In how many lines of the records does "JSON" appear? Answer with one number.
----- PROVIDED DATA
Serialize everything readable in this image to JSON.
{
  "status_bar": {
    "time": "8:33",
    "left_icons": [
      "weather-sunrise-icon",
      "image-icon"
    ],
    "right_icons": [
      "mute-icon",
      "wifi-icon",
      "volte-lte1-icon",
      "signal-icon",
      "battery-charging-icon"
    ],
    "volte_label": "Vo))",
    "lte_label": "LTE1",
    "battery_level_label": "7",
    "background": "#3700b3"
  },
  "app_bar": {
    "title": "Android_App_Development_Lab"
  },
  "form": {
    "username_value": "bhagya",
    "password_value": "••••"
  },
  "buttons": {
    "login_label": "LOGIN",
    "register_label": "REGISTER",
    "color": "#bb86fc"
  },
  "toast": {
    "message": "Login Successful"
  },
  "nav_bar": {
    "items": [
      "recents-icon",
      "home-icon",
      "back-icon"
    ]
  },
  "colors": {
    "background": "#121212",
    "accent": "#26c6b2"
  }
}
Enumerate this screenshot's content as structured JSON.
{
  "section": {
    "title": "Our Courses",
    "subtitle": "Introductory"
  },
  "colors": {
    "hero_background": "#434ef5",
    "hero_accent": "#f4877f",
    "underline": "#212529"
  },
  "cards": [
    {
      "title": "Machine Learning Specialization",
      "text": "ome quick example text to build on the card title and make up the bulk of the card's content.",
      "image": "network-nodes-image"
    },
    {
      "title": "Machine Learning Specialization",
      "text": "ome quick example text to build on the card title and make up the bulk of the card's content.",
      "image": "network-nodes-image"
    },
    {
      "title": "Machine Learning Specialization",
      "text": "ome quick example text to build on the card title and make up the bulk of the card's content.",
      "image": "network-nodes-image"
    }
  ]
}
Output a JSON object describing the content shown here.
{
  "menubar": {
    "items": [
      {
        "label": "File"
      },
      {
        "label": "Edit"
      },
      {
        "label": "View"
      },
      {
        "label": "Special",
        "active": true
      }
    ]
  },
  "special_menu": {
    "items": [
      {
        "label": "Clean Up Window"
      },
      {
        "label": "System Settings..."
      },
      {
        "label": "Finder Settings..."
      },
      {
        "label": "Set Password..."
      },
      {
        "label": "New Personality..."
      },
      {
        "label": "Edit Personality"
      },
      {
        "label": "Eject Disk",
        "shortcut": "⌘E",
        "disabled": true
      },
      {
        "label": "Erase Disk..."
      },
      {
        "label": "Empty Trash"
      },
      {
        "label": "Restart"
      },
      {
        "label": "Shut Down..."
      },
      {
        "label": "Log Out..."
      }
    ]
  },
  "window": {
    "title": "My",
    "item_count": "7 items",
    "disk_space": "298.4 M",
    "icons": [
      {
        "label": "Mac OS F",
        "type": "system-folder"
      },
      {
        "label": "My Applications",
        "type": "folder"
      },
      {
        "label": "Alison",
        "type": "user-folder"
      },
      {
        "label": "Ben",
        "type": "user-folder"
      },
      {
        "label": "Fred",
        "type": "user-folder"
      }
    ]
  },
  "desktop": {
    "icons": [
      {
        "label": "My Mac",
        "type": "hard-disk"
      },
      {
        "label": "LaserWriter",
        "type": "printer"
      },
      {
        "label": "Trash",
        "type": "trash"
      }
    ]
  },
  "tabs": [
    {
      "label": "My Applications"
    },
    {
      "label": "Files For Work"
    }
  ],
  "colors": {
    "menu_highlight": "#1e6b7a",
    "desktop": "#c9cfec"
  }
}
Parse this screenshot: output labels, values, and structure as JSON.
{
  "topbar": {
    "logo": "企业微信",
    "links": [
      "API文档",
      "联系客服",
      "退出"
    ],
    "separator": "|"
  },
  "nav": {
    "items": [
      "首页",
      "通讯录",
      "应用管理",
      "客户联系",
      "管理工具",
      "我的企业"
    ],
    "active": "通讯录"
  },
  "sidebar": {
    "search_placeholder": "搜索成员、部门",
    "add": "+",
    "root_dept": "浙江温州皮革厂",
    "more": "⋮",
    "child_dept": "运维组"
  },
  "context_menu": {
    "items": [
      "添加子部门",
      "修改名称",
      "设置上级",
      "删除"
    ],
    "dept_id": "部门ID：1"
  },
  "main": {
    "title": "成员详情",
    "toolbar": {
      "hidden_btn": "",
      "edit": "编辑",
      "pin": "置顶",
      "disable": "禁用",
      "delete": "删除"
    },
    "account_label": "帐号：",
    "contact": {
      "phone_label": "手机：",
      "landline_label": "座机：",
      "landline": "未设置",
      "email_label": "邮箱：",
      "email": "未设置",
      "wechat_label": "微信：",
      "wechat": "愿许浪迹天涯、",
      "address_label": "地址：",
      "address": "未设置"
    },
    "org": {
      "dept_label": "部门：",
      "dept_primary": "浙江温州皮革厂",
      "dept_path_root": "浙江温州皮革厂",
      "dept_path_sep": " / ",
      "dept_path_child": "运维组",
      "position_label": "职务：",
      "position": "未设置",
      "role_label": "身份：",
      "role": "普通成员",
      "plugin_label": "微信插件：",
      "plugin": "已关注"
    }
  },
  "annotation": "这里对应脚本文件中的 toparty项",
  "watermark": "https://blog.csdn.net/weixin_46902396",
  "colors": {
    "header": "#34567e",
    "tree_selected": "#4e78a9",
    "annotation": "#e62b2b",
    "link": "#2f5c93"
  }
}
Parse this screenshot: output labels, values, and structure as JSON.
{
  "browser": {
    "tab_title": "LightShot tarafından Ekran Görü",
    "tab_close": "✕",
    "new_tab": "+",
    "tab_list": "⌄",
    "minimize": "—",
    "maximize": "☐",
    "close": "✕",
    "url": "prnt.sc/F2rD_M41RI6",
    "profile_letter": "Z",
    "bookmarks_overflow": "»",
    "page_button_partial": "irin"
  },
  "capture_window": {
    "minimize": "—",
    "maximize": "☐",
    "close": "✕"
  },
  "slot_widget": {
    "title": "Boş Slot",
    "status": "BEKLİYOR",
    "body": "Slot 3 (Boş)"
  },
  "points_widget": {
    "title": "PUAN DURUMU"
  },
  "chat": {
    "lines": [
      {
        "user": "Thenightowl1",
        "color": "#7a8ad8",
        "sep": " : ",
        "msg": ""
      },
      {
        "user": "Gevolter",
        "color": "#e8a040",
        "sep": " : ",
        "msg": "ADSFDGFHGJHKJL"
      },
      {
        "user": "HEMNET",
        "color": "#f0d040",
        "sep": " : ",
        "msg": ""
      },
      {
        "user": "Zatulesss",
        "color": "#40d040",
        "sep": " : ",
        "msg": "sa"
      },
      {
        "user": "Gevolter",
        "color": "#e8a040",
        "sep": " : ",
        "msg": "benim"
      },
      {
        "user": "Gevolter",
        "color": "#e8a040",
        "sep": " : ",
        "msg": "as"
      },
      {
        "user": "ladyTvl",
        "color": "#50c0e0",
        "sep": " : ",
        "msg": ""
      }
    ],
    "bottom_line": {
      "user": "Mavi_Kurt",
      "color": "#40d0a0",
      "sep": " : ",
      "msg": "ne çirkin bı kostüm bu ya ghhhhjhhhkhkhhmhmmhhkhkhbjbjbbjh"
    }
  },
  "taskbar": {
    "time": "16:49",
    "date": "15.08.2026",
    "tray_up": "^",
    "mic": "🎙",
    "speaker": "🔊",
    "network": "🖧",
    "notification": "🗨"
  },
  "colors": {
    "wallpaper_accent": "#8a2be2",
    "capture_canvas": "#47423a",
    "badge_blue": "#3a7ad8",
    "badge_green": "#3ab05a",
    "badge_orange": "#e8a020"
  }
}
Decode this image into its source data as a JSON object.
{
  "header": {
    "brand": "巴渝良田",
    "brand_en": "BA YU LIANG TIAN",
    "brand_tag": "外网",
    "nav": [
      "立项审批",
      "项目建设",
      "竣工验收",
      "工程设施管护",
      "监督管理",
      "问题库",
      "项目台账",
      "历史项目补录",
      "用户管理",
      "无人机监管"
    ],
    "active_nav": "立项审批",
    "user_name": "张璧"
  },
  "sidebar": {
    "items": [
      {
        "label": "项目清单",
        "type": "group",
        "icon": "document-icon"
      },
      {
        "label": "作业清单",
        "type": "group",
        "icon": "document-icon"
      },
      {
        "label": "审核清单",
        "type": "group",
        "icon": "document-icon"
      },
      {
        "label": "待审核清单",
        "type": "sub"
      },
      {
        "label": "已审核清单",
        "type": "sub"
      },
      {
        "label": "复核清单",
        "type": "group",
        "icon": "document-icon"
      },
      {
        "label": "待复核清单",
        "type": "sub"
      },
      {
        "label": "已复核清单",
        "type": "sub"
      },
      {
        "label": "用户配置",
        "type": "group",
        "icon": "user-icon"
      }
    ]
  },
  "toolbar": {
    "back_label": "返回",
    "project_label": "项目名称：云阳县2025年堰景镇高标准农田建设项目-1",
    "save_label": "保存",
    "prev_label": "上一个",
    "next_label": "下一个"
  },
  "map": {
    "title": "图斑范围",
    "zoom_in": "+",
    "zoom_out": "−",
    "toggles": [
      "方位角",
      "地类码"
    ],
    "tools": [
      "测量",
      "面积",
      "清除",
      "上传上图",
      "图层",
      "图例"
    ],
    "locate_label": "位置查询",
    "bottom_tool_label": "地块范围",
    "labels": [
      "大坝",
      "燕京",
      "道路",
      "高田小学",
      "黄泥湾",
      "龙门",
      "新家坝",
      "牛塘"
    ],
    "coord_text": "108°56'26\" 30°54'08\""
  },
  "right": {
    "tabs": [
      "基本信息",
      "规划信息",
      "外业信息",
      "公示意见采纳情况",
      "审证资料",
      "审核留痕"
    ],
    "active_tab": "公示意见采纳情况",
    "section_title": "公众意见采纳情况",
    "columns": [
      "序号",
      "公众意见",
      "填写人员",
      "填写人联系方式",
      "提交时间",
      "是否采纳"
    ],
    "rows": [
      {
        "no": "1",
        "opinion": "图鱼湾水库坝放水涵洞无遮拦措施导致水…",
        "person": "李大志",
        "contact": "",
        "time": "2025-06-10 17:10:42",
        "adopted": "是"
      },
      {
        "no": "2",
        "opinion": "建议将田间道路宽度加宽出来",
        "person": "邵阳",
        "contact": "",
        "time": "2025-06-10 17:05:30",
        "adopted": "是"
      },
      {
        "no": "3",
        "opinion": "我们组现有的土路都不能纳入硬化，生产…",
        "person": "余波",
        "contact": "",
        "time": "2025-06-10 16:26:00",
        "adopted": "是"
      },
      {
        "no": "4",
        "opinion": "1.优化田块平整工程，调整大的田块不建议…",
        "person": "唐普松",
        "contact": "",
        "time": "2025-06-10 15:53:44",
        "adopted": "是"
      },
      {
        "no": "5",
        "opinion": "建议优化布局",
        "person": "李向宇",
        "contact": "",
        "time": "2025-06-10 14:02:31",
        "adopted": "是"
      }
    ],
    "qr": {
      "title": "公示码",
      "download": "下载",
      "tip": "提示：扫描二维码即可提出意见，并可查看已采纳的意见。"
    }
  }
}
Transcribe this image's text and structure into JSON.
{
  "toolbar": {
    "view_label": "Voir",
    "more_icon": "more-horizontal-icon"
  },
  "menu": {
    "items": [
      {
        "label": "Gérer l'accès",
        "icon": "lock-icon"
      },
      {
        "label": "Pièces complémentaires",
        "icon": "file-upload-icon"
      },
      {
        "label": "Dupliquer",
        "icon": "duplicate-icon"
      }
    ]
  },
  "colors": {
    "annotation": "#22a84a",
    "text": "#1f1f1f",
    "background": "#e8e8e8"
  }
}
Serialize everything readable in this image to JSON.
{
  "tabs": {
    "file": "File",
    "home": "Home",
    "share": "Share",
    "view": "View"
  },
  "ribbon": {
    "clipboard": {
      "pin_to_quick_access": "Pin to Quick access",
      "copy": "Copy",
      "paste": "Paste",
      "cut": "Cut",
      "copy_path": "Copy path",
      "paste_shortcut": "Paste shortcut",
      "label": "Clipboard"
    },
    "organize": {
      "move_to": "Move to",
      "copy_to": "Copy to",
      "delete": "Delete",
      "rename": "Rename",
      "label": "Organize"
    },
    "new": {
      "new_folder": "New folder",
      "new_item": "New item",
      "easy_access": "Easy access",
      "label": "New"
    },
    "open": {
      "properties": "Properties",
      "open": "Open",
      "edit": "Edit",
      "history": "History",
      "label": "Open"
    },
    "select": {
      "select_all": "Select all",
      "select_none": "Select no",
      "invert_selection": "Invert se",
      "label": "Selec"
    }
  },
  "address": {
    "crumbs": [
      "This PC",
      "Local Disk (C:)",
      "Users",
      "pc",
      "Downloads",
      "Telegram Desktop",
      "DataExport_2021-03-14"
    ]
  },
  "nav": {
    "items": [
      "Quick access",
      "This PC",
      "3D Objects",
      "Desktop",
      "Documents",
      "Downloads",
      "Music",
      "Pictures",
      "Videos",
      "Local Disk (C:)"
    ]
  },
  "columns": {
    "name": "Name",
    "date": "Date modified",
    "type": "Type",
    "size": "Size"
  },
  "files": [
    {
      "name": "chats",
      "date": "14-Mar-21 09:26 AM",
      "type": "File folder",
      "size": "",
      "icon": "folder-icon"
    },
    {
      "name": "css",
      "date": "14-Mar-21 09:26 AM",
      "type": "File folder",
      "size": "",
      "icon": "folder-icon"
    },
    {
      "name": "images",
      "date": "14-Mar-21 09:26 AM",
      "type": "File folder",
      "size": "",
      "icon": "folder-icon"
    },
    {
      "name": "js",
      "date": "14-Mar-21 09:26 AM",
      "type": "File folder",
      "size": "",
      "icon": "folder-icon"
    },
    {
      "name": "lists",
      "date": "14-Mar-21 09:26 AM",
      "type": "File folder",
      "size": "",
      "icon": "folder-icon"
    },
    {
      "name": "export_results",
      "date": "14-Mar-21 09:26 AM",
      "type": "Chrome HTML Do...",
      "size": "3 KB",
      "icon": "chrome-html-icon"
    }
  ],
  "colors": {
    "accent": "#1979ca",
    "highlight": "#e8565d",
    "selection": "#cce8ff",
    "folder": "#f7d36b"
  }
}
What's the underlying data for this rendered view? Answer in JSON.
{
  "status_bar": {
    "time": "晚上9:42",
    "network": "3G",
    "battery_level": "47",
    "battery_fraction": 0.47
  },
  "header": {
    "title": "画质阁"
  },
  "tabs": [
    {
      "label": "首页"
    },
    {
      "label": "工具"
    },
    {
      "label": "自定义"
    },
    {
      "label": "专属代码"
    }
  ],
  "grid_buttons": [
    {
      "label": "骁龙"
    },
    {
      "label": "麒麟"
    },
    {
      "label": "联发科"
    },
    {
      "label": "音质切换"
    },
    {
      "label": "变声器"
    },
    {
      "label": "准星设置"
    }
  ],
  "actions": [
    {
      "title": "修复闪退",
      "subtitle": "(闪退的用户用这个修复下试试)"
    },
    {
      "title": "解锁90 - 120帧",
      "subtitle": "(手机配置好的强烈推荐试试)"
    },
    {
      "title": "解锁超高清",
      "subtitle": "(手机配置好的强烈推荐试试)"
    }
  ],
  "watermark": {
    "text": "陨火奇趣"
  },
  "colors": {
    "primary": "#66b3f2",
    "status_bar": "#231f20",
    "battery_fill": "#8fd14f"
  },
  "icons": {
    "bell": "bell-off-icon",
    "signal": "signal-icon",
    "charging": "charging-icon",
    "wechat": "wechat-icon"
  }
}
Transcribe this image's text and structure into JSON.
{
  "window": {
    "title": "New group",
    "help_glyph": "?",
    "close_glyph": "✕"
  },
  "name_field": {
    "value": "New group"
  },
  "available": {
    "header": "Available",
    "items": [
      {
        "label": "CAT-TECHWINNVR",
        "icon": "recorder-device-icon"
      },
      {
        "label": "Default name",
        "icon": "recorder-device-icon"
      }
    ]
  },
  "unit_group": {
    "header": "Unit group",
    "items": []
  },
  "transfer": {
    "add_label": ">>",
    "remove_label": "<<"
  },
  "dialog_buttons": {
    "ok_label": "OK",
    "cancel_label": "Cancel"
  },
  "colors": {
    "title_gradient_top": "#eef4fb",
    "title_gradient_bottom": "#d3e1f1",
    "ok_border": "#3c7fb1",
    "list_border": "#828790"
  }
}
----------
§ **TASK RESULT**:
10